• _What you should do_: Your result will be the set of lines with "dark", copied from the material below.

*** Dataset ***

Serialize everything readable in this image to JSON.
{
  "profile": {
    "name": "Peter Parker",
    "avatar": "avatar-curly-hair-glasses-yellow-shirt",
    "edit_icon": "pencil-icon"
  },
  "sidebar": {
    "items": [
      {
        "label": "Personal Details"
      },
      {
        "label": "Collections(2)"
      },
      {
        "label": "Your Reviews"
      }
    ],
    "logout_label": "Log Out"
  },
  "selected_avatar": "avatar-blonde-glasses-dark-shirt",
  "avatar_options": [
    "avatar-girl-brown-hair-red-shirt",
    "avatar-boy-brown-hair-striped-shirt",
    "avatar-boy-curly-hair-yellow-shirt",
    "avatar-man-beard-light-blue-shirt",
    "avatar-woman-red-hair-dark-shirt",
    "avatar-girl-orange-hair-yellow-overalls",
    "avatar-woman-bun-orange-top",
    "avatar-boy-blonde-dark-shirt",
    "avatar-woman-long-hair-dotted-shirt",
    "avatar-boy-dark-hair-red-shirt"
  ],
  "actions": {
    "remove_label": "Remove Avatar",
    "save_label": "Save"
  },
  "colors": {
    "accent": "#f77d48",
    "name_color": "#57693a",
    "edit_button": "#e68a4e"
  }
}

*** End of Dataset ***
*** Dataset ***

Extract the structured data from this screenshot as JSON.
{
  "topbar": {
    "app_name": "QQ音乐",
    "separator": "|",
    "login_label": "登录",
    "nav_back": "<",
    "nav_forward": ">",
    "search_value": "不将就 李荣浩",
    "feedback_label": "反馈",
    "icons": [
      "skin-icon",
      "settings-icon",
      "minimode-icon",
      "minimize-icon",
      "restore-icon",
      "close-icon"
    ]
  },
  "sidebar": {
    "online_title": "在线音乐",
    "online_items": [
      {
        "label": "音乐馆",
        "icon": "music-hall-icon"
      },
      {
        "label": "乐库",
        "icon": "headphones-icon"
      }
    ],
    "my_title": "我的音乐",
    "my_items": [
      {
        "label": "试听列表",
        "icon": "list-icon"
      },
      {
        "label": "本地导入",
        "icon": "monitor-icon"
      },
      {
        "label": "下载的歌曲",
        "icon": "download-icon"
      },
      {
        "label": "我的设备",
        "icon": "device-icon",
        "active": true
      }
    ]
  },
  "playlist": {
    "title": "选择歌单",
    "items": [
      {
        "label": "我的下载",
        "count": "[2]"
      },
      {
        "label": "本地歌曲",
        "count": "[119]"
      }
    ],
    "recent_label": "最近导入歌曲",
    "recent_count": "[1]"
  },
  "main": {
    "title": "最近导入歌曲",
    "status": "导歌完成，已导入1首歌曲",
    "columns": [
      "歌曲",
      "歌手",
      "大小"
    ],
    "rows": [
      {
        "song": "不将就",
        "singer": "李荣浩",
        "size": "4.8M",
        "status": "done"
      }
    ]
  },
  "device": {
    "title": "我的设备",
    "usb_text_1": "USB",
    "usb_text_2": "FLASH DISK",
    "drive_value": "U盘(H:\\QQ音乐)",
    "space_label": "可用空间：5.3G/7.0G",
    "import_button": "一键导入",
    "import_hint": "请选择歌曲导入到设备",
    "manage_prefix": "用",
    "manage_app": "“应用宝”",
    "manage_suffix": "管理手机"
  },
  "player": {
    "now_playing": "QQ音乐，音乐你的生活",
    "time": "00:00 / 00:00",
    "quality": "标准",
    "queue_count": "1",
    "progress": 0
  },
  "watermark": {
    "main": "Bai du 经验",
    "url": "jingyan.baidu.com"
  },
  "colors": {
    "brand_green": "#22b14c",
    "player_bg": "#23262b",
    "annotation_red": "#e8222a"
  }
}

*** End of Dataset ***

• _Result of the task_:
  "selected_avatar": "avatar-blonde-glasses-dark-shirt",
    "avatar-woman-red-hair-dark-shirt",
    "avatar-boy-blonde-dark-shirt",
    "avatar-boy-dark-hair-red-shirt"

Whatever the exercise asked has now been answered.